It’s no secret that when it comes to seafood, there are a lot of misconceptions out there. So, this month we’ve rounded up five of our favorite “fish tales” and seafood tips to dish the truth on!
1. In the U.S., more than 90% of the seafood we enjoy in restaurants and shop for at retail is sourced globally – meaning, from outside the United States.
True! The majority of the seafood we eat in the U.S. is either fished or farmed in other parts of the world and then imported here for consumers to enjoy. To ensure they are sustainable, America’s seafood stocks are responsibly managed by the U.S. government. Meanwhile, the waters in other parts of the world provide a variety of delicious seafood at a greater yield. Pro Tip: All the seafood at the grocery store is labeled with info about where it came from. If you are curious at the restaurant, just ask your server!
2. You should only eat shellfish in months that contain an R.
False! You may have heard this ol’ fish tale in relation to oysters, but it is not a concern if the shellfish is from your grocer or on the menu at an eatery. So where does this myth come from? The most-common explanation is that the summer months are ripe for the formation of large blooms of algae, which can contain toxins that are absorbed by some shellfish. But, rest assured, you may continue to enjoy shellfish in May, June, July and August (but leave the harvesting to the pros).
3. Eating seafood when you are pregnant will support your baby’s brain development.
True! Eating seafood regularly during pregnancy is vital for keeping both baby and mom healthy. In fact, research shows that the nutrients found in fatty fish – particularly nutrients such as the omega-3s DHA and EPA – are especially beneficial for baby’s brain and eye development, as well as mom’s heart, skin and mood. The U.S. Dietary Guidelines recommend that pregnant women, breastfeeding moms and women who plan to become pregnant should consume at least 2 to 3 servings of a variety of seafood each week. There are seven types of fish that moms-to-be, breastfeeding moms and even young children need to avoid: shark, swordfish, tilefish, king mackerel, orange roughy, marlin and bigeye tuna (found in sushi). For more info, check out this Seafood Pregnancy Guide.
4. Skip the shrimp if you have high cholesterol.
False! (Are you still there or did you already run out to get some shrimp?) This falsehood comes from the fact that shrimp is higher in dietary cholesterol than some other seafood.

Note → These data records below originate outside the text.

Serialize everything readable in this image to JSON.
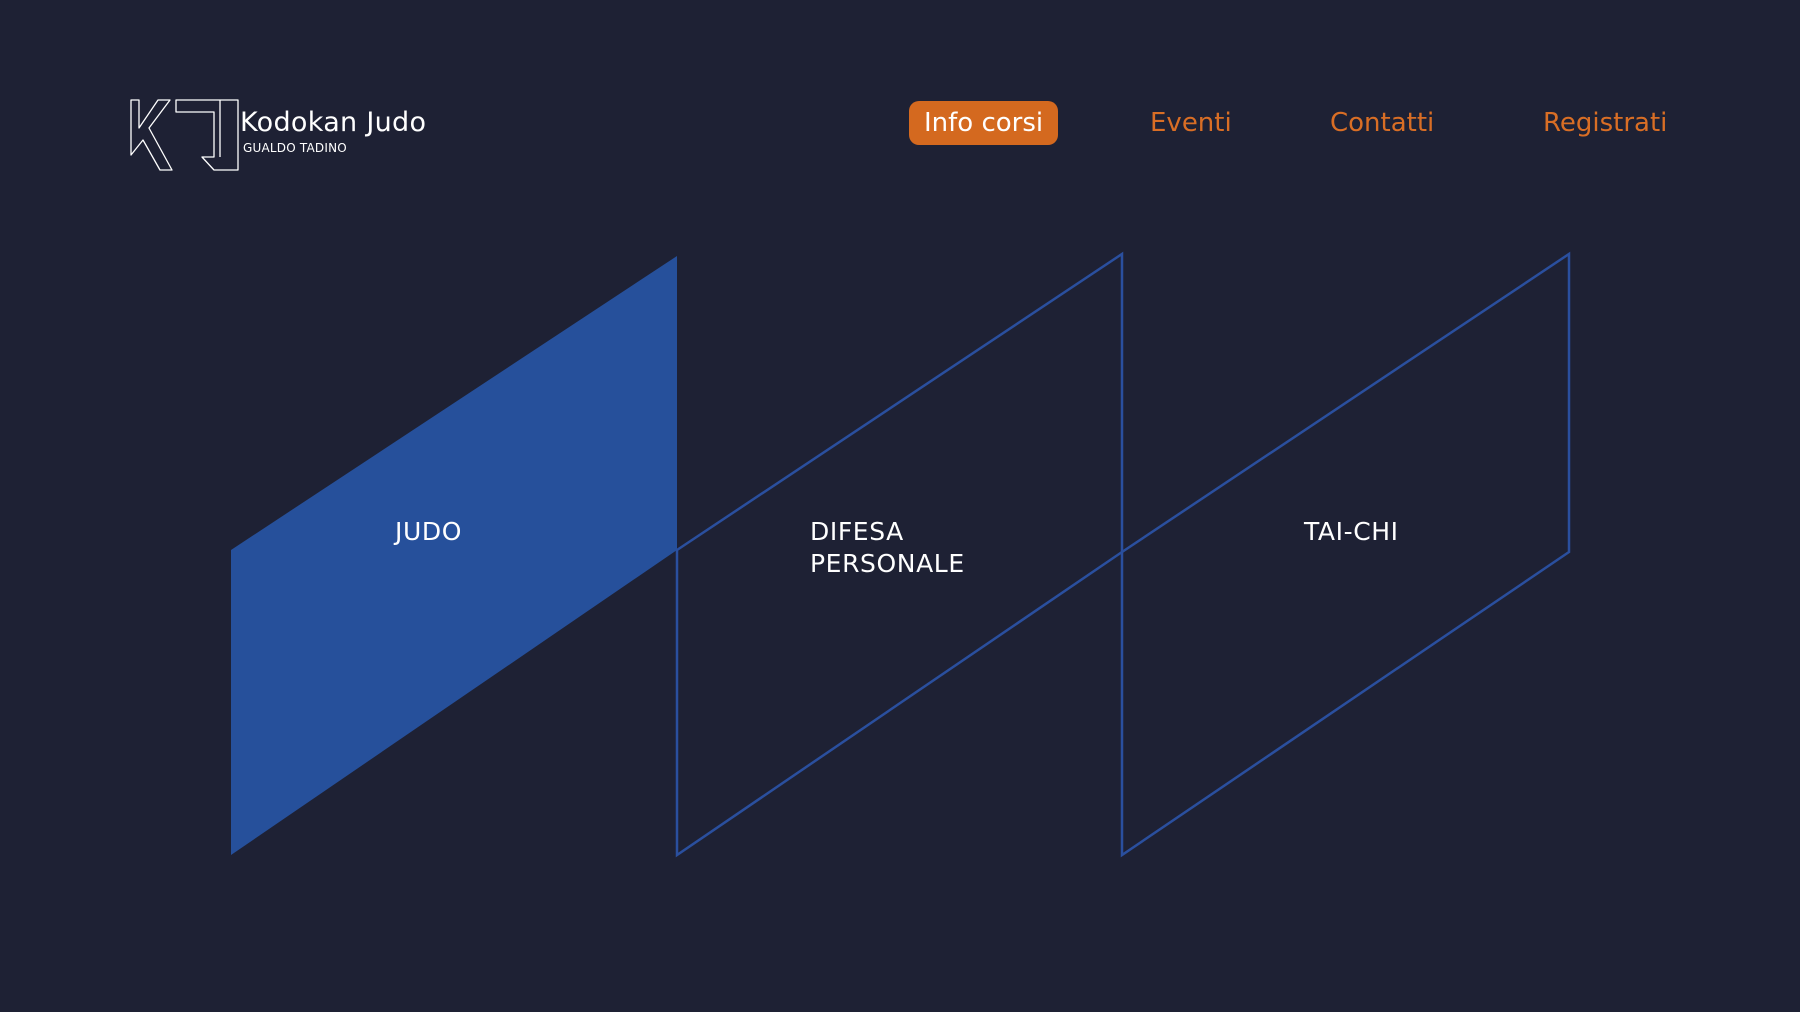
{
  "brand": {
    "title": "Kodokan Judo",
    "subtitle": "GUALDO TADINO",
    "logo_icon": "kj-monogram-icon"
  },
  "nav": {
    "items": [
      {
        "label": "Info corsi",
        "active": true
      },
      {
        "label": "Eventi",
        "active": false
      },
      {
        "label": "Contatti",
        "active": false
      },
      {
        "label": "Registrati",
        "active": false
      }
    ]
  },
  "courses": [
    {
      "line1": "JUDO",
      "line2": "",
      "selected": true
    },
    {
      "line1": "DIFESA",
      "line2": "PERSONALE",
      "selected": false
    },
    {
      "line1": "TAI-CHI",
      "line2": "",
      "selected": false
    }
  ],
  "colors": {
    "background": "#1e2134",
    "accent": "#d4691f",
    "panel_blue": "#26509b",
    "outline_blue": "#2a4f9e",
    "text": "#ffffff"
  }
}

But recent research shows that eating shrimp has a net positive effect on cholesterol in the body. Don’t just take our word for it—both the American Heart Association (AHA) and the Dietary Approaches to Stop Hypertension (DASH) eating plan recommend shrimp as a heart-healthy choice. So, don’t skimp on shrimp!
5. If I cook fish, my kitchen is going to smell like fish.
True! OK, yes, it’s true your kitchen will smell like fish if you indeed cook fish in there. But here we are to save the day, and we bet you already have some of the ingredients for these magic solutions in the pantry. Pro Tip #1: Before you start cooking, place a small bowl of white vinegar on the counter or near the cooking location. The vinegar will absorb the fish “fragrance.” Pro Tip #2: While you are cooking, put a medium pot of water on the stove and add to it a cinnamon stick (or 2!), 1 teaspoon of cloves, and 1 teaspoon of ground ginger. Bring to a boil, then lower the heat to a simmer. Ta-da!